QI hear about "pot odds" in poker, but I don't really understand what it means. If I have a winning hand, why should I care how much money is in the pot? I just want to win the money. I knowBasil Nestor is the author of the new Playboy Complete Guide to Casino Gambling. This wonderful book teaches players how to avoid sucker bets and win more when playing gambling games. He is also the author of The Smarter Bet Guide series for video poker, slots, craps, and many other books about gambling. Basil's website is www.smarterbet.com
some books say that I should look at the pot to see if it is worth playing. But I would rather win something than nothing. Why should I throw away a possible winning hand?
AThere's a big difference between a winning poker hand (an absolute lock or nearly a lock) and a "possible" winning hand (top pair or something like that).
Let's say you're playing Texas hold'em
; you have an ace-high flush, but there's a possibility your opponent has a straight flush.
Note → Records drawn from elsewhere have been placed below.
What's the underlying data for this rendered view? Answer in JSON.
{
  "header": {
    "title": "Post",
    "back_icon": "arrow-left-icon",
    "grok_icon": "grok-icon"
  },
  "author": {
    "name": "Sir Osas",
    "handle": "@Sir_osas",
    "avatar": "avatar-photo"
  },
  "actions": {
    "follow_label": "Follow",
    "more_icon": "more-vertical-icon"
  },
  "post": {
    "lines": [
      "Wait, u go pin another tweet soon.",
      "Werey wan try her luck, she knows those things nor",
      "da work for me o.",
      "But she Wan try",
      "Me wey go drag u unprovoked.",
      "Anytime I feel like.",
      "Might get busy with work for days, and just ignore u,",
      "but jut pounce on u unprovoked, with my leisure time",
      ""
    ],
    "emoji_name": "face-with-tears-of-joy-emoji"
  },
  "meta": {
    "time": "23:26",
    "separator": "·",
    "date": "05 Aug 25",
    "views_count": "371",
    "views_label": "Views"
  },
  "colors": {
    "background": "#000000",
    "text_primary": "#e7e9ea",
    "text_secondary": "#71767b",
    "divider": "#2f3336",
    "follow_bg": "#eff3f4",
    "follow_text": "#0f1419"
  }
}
In most fixed-limit games it would be correct to raise twice, and if you're reraised both times, then you just call to the river. Clearly, a fold would be incorrect. On the other hand, holding two red aces on the turn when the board is four-flushed spades and you're facing a raise and reraise...well that's just silly. You should fold. Yes, the hand can possibly win...but it's very unlikely.
These are extreme examples of how pot odds affect your decisions. In the latter case (when holding two red aces), there is almost no amount of money that should cause you to stay in the pot. Conversely, in the former case (having the ace-high-flush), even the smallest amount of money would be reasonably worth chasing because you have a good chance to win. But in most situations the correct decision isn't so obvious, so players must calculate pot odds.
Here's how you do it:
Let's say your odds of winning a particular hand are 1 in 5, and you expect to lose $50 every time that you don't win. It follows then that the fifth pot must return more than $200 for you to earn a profit. Since you can't predict which pot of the five you'll win, every pot played with this particular hand must be worth at least $200. A pot that has only $100 is not big enough. So you should fold if the pot is too small.
Similarly, you should lure opponents into betting/calling when the pot won't pay enough to justify their risk.
Of course, this requires you to accurately calculate the probability of winning and the cost of losing.
For more on pot odds and the odds of winning a particular hand, check out Chapter 5 of The Smarter Bet Guide to Poker.
Enjoy the game!